• [What you will do] The answer must consist of every line in the data below that holds the word "icon".

** Opening Record excerpts block **

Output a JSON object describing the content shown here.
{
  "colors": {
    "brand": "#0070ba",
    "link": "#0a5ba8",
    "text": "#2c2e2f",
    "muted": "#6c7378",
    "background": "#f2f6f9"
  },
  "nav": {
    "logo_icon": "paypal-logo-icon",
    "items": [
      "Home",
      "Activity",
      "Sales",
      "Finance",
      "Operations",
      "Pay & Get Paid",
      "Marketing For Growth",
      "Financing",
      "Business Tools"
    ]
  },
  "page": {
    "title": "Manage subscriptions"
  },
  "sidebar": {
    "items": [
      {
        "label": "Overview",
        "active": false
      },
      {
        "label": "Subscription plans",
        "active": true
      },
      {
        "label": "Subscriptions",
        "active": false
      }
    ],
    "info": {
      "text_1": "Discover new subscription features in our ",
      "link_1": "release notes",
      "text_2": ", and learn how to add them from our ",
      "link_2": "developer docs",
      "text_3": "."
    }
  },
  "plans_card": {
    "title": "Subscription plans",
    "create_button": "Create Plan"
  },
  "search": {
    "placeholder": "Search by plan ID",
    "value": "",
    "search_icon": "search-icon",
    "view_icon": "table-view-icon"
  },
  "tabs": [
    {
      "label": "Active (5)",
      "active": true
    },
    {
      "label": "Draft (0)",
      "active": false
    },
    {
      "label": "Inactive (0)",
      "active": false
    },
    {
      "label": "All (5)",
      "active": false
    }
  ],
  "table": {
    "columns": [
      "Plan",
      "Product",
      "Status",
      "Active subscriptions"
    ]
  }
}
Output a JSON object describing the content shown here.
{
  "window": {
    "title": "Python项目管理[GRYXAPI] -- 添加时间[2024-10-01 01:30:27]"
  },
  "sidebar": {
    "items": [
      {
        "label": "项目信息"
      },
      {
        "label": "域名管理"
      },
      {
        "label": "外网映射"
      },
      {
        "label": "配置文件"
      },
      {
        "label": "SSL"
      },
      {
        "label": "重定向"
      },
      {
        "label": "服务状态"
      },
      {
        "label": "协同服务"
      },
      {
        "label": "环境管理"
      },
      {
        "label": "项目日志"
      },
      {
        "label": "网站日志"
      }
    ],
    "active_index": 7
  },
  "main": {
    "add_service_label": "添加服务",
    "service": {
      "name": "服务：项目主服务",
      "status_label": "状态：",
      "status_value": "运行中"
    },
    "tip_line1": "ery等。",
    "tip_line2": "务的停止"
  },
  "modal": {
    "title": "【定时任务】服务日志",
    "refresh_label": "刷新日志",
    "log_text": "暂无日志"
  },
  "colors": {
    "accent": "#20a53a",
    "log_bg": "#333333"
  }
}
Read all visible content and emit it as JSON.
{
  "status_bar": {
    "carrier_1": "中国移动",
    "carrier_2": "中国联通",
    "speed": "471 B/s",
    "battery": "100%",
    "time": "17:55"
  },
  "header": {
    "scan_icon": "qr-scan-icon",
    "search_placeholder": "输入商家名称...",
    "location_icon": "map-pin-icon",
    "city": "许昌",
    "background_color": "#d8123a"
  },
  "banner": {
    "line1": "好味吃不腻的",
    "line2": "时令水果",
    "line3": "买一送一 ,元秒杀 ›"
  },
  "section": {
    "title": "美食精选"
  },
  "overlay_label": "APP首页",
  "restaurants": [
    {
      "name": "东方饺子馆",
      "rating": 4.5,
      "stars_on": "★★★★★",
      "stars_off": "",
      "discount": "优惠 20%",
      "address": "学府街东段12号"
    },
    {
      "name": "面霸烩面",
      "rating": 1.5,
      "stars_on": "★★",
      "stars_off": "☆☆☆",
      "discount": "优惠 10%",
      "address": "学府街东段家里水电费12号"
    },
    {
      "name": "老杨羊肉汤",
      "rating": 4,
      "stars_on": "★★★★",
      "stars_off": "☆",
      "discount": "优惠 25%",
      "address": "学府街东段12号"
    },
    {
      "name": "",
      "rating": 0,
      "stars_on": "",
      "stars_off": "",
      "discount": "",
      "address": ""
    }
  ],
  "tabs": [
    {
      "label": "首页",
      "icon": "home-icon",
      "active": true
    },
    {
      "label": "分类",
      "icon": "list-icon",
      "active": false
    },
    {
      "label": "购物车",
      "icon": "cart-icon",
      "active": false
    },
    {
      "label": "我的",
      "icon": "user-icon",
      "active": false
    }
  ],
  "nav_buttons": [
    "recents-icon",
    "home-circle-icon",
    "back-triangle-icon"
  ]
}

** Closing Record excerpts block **

• [Written response]
    "logo_icon": "paypal-logo-icon",
    "search_icon": "search-icon",
    "view_icon": "table-view-icon"
    "scan_icon": "qr-scan-icon",
    "location_icon": "map-pin-icon",
      "icon": "home-icon",
      "icon": "list-icon",
      "icon": "cart-icon",
      "icon": "user-icon",
    "recents-icon",
    "home-circle-icon",
    "back-triangle-icon"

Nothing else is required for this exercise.